● WHAT YOU HAVE TO DO:
Find every line below with "title" in it and give only how many there are.

*** Opening SOURCE DATA ***

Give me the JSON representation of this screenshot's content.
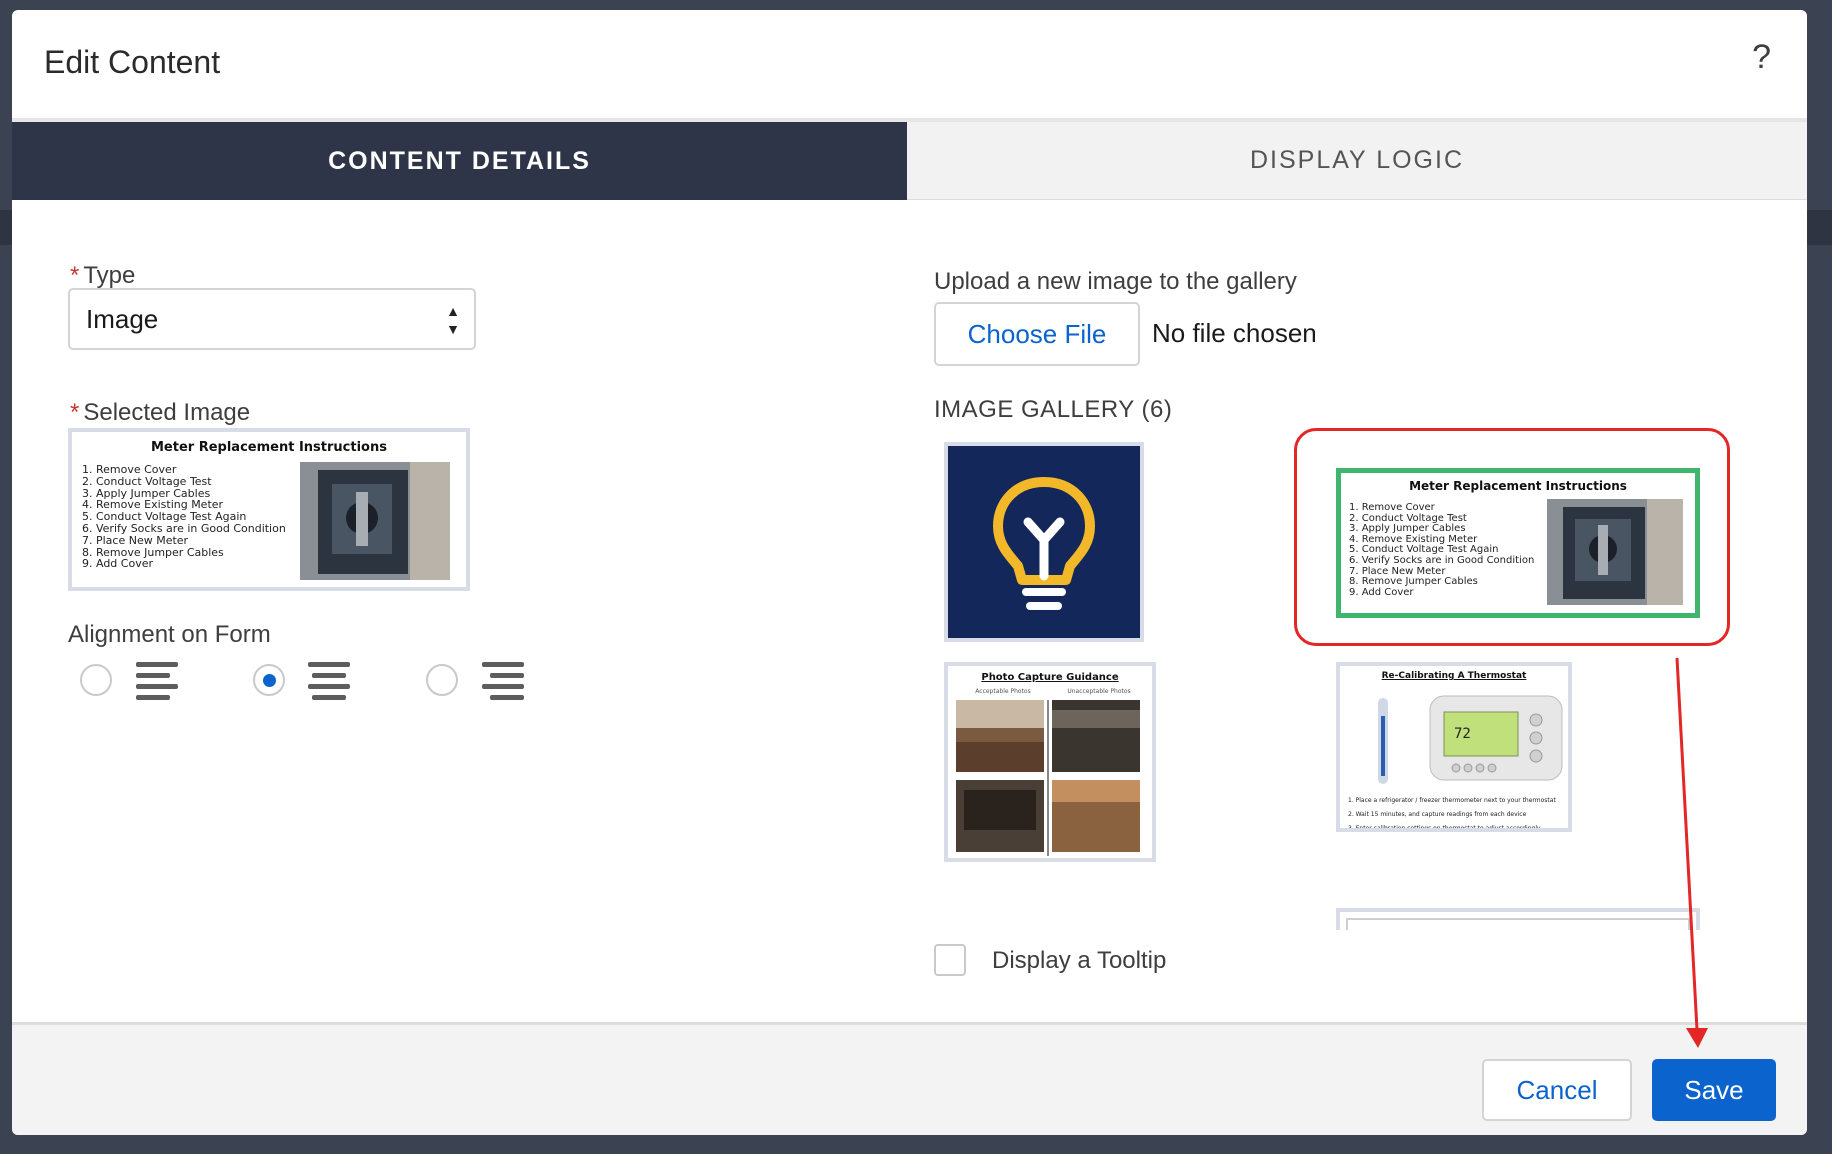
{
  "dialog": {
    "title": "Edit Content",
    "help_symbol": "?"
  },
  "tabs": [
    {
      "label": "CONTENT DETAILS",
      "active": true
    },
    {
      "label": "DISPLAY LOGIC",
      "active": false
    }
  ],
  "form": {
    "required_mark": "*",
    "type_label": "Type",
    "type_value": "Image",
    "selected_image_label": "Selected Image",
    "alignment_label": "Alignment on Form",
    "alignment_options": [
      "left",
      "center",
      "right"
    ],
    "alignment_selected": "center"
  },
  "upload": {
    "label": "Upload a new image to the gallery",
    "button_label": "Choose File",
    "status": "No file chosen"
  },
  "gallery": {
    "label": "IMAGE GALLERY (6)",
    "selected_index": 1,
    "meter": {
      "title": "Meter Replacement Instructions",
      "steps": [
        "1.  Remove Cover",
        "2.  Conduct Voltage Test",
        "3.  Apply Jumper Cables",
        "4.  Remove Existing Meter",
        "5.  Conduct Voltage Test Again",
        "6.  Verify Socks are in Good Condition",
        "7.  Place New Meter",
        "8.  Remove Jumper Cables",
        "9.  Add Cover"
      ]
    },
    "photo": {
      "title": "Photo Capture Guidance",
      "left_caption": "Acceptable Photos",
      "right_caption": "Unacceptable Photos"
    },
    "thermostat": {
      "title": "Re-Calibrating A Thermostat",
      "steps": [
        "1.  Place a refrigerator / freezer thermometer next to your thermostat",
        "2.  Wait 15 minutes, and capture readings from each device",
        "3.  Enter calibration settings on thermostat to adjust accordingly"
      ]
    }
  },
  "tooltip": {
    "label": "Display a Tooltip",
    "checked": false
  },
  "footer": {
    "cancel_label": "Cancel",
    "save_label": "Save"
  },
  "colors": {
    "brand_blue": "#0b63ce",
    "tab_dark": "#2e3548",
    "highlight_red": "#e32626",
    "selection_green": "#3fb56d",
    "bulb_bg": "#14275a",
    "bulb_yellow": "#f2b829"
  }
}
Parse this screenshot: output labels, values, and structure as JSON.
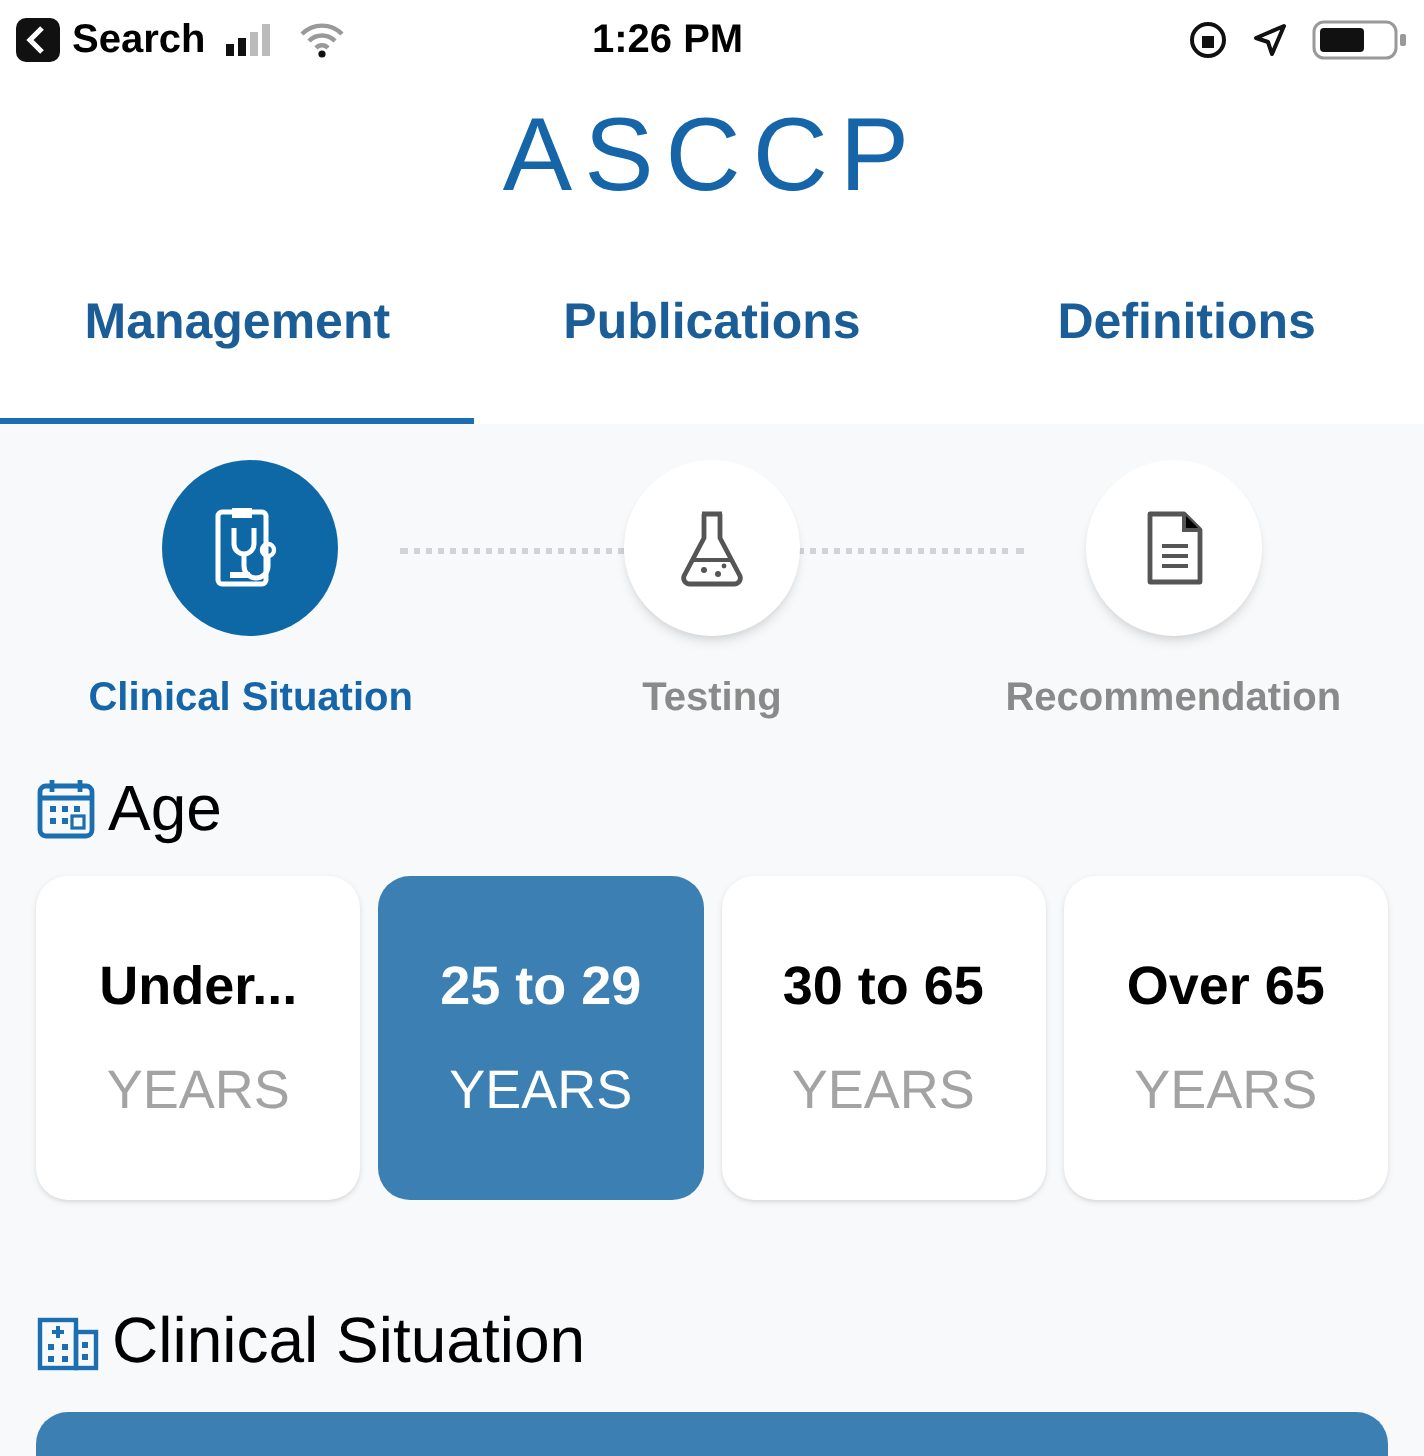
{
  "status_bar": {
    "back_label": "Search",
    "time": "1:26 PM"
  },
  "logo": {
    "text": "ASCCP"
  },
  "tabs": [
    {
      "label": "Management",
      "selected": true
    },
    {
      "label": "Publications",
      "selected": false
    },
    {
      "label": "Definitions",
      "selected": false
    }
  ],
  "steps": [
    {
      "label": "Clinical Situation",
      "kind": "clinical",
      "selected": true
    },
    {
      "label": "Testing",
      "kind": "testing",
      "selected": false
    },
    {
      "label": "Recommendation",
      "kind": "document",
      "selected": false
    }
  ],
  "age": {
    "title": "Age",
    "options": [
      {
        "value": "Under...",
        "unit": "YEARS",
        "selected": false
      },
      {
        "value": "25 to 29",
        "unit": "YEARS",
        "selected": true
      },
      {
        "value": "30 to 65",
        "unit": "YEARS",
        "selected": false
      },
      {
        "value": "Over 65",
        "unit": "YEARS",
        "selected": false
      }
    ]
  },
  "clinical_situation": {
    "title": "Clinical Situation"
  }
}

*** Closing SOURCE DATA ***

● ANSWER SECTION:
6